Abstract

Nicotine administration facilitates and nicotine deprivation reduces cognitive control in smokers. Importantly, nicotine effects on cognition may reinforce smoking behavior, especially among individuals who have cognitive deficits. The target P300 (P3b) and distracter P300 (P3a) are well-validated electrocortical markers of attention- and memory-related cognitive control processes. Nicotine deprivation has been shown to reduce P3b/P3a amplitudes. The current study sought to examine the direct effects of nicotine on P3b/P3a amplitudes among nonsmokers.
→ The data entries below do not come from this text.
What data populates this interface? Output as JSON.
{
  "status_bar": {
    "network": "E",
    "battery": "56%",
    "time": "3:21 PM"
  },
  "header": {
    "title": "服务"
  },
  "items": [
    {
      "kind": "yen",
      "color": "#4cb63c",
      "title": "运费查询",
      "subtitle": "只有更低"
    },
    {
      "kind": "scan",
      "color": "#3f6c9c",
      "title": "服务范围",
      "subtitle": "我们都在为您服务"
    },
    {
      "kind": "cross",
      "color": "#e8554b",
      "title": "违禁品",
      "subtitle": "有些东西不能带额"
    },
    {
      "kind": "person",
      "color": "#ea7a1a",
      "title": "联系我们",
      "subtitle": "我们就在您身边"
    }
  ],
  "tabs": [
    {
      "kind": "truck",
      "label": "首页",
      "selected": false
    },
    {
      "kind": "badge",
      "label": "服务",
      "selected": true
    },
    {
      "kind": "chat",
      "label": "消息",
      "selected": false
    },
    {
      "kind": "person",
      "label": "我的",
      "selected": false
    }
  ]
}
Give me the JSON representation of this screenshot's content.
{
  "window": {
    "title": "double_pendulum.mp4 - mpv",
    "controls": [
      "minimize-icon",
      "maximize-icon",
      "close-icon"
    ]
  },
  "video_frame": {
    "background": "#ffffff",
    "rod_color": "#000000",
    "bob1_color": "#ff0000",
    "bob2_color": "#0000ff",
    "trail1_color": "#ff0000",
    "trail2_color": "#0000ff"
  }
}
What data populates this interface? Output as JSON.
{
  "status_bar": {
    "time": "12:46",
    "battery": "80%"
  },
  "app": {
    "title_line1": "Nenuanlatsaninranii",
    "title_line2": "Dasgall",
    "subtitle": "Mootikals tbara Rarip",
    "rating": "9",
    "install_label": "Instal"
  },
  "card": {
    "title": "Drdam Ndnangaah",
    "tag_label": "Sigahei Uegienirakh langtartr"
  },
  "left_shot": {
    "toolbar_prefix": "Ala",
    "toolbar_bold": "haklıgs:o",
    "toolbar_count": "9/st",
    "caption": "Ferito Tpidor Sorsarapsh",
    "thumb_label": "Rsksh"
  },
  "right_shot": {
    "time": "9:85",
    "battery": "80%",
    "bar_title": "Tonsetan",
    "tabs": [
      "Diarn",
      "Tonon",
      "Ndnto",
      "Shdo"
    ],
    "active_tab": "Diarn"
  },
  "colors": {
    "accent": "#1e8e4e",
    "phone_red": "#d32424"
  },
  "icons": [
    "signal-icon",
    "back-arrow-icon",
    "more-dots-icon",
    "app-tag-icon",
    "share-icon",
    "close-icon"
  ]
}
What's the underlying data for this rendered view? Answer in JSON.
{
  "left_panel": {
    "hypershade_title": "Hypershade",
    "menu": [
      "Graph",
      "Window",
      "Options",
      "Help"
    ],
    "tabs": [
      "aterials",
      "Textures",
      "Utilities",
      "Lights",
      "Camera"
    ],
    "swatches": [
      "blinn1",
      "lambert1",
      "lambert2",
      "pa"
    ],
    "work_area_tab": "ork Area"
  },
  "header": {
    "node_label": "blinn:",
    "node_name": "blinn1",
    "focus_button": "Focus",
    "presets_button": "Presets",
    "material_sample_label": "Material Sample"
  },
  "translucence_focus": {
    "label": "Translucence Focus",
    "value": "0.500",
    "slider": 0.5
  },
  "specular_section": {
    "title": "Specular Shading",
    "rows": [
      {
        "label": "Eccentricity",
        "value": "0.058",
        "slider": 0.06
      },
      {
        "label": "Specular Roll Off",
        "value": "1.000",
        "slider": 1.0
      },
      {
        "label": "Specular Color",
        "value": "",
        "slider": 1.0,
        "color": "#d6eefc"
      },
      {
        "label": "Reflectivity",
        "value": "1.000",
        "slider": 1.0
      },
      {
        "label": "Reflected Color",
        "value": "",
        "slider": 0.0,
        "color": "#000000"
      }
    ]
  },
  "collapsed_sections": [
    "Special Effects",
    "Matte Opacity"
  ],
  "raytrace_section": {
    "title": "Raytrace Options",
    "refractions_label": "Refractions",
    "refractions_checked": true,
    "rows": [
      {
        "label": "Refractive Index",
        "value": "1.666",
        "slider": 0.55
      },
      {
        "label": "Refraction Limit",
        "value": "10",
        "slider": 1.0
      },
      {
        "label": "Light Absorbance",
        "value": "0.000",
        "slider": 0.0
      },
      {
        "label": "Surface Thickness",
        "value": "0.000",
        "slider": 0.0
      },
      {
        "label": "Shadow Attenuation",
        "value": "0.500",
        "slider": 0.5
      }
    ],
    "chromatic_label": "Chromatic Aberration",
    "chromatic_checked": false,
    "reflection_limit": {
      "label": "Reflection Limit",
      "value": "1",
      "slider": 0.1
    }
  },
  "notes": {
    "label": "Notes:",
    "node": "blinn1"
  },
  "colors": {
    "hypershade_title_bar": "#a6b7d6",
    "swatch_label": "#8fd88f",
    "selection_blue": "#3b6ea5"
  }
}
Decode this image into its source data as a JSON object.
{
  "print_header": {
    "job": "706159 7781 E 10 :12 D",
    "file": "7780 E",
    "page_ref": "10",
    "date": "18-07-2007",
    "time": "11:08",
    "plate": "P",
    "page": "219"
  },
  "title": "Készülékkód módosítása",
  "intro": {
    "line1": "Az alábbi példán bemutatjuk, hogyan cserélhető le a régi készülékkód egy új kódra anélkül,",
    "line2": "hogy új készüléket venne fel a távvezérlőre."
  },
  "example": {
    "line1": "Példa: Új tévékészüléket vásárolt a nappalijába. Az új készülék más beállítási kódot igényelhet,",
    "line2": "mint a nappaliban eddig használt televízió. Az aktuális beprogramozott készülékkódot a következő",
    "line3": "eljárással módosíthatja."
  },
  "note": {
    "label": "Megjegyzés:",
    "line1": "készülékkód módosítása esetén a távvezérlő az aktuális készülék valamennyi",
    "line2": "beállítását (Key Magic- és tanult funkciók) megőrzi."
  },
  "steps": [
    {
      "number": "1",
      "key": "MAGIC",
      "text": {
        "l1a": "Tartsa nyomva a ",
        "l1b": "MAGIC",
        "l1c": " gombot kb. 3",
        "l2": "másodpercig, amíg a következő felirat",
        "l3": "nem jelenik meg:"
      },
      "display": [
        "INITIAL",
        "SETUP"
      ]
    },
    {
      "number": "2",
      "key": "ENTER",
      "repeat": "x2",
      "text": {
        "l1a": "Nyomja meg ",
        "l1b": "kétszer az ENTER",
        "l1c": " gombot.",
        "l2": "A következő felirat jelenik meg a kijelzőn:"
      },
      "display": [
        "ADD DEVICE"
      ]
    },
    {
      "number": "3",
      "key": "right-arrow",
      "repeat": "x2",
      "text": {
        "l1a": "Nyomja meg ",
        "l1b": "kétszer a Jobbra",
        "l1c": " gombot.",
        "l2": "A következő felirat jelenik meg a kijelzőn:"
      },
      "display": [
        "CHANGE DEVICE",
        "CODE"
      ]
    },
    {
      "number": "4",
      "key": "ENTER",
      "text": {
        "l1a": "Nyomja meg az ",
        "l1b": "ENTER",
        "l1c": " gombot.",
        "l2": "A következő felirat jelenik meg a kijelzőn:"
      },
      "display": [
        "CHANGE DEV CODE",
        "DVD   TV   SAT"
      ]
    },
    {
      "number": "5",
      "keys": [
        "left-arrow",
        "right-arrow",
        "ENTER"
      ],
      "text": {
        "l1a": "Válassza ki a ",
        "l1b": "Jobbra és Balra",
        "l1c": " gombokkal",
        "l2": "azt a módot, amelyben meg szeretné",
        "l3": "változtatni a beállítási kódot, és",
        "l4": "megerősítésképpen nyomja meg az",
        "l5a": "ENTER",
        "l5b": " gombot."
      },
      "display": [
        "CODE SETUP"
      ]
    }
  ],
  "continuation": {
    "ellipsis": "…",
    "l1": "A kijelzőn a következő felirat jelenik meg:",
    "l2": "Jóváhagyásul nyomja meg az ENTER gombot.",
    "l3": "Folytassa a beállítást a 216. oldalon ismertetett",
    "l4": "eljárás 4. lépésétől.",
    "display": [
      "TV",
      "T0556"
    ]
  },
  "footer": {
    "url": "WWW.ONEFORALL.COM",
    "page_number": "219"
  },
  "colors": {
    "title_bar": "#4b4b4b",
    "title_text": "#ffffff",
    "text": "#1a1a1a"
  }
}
It was hypothesized that nicotine would increase P3b and P3a amplitudes, and that individuals lower on trait cognitive control would show greater nicotine-induced increases. 78 nonsmokers attended two separate experimental sessions, during which they performed the P3b/P3a evoking 3-stimulus oddball task following nicotine (7-mg) or placebo patch administration. Nicotine did not enhance P3b or P3a amplitudes, nor did trait cognitive control moderate the influence of nicotine on these indices. Nicotine-induced changes in P3 amplitudes may be limited to nicotine deprivation and/or nonsmokers may be fundamentally different with respect to the influence of nicotine on P3b/P3a indices of cognitive control. Directions for future research that may further examine the effects of nicotine on P3b/P3a independent of withdrawal reversal are discussed.